All Member States and the Commission have established the ESSIF, also called the “European Self-Sovereign Identity Framework,” along with the EBSI, known as the “European Blockchain Service Infrastructure which offers standards for an SSI ecosystem in Europe. Meanwhile, there has been an announcement of a newer regulation known as ‘eIDAS 2’, which will forcefully introduce adopting EUID wallets or European identity wallets to ensure an identity ecosystem that is user-centric.

These developments have meant that countries such as France, Germany, Netherlands, Spain, Slovakia, Belgium, Luxemburg, Slovenia, Greece, Lithuania, Romania, Croatia, and Finland are looking to build pilot projects, while others have released plans for introducing production systems in the next two years.


The Americas:

The development of SSI solutions has been subsidized by the United States specifically for use cases in the public sector e.g., customs and visas through the Department of Homeland Security in the US. In Canada, regional governments (Ontario, British Columbia) have already launched projects that include verifiable company data in the public directory. Identity ecosystems have been emerging in South America, like “LACChain.”


In recent times, projects in countries such as Australia and Singapore have become public, further illustrating SSI’s global reach and that public officials are finally understanding the many benefits of this latest identity paradigm along with their role as adoption drivers.

Private Sector:

Globally, enterprises and businesses of all sizes have begun investing in SSI. Some examples include an increasing number of financial service providers and banks, technology companies like SAP, Salesforce, Workday Microsoft, and companies from nearly every other industry.


Self-Sovereign Identity is the future as it allows you to completely control your data and ensure how it is shared with others. Numerous companies will be looking to launch new programs and adopt better approaches toward SSI, as that is the only way they will manage to minimize their risks. The world of technology is moving at break-neck speeds, and self-sovereign identity is now seen as a privacy-preserving approach to digital identity.
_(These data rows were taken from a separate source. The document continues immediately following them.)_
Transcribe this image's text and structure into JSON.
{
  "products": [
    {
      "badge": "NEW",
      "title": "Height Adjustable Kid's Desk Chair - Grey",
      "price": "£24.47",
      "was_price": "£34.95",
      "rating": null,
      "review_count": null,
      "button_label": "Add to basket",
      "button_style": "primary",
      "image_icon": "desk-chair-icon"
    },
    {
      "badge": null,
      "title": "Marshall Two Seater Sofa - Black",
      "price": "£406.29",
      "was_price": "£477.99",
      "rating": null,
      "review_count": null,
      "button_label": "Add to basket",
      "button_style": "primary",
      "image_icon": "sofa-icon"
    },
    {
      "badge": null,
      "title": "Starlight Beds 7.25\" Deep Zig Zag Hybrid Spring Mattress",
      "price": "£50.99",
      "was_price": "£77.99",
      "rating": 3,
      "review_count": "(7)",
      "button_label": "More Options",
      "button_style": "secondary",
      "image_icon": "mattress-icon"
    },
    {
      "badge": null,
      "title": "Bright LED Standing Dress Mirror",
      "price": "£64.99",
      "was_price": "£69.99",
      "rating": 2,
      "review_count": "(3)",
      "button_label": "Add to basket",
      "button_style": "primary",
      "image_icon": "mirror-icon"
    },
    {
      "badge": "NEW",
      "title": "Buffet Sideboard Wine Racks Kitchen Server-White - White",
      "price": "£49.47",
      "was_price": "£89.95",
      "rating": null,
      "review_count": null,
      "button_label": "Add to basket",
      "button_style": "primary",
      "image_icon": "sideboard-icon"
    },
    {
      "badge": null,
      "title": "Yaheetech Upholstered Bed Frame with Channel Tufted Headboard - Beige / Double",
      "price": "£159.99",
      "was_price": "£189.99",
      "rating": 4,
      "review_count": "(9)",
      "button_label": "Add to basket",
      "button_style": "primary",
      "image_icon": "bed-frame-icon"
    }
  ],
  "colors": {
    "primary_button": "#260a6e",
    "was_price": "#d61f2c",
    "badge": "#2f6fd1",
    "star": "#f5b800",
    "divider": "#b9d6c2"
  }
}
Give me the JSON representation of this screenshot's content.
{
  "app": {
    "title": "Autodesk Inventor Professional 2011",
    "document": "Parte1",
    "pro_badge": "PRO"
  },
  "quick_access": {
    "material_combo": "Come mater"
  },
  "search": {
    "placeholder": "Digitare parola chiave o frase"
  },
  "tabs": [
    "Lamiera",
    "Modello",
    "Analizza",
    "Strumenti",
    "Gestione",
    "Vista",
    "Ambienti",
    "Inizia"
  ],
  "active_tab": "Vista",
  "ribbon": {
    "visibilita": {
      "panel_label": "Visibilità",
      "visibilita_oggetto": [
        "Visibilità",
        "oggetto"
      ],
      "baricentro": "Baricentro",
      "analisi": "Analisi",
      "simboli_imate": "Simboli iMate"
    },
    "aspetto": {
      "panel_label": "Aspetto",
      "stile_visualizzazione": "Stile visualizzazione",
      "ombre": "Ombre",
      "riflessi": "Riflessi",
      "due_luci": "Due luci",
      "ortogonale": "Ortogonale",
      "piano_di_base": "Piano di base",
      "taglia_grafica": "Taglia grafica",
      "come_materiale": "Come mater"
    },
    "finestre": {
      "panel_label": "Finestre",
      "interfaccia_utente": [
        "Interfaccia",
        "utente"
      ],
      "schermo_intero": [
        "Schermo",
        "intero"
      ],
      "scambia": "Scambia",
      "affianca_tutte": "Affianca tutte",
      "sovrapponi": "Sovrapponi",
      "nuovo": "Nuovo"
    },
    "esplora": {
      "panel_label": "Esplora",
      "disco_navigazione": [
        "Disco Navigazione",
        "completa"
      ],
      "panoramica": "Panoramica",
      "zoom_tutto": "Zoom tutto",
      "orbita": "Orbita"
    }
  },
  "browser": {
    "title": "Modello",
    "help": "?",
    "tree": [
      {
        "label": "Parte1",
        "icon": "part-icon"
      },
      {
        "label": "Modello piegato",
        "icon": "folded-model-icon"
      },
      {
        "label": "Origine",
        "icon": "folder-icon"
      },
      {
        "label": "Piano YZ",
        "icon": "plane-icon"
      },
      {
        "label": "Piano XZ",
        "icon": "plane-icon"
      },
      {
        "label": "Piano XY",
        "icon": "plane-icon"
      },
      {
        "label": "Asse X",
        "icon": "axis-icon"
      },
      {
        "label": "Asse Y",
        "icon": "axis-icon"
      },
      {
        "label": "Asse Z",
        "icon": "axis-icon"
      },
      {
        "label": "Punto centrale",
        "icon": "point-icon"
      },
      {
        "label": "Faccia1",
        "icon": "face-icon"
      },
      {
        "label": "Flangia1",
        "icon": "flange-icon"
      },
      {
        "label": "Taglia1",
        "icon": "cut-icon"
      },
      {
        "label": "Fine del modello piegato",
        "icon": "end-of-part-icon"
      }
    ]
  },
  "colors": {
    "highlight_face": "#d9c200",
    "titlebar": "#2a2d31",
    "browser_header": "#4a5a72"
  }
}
Since the beginning of the internet, people have always used federated and centralized identifiers such as user names and emails for accessing apps and websites. Central identity systems tend to make businesses vulnerable to data breaches and hacks on the large scale, while on the other hand, federated systems allow businesses to use the personal data of people for storing and tracking their online activities without their consent or knowledge. Identity management systems that are centralized have suffered repeated data breaches, stolen identities, loss of individual control over data, and the spreading of confidential information.

At the same time, as credential and ID verification processes are expensive, outdated, inefficient, and slow, it results in a lack of product traceability and credential fraud, which is a big problem in several sectors, especially in licensing and supply chain.

The Self-Sovereign Identity (SSI) model was developed due to these problems, and it gives individuals full control and ownership of their digital identities and doesn’t rely on third parties. There are several use cases that have successfully implemented Self-Sovereign Identity management in various sectors, which include cryptocurrency, education, finance, and healthcare.


Marc-Roger Gagné MAPP



Generated by Feedzy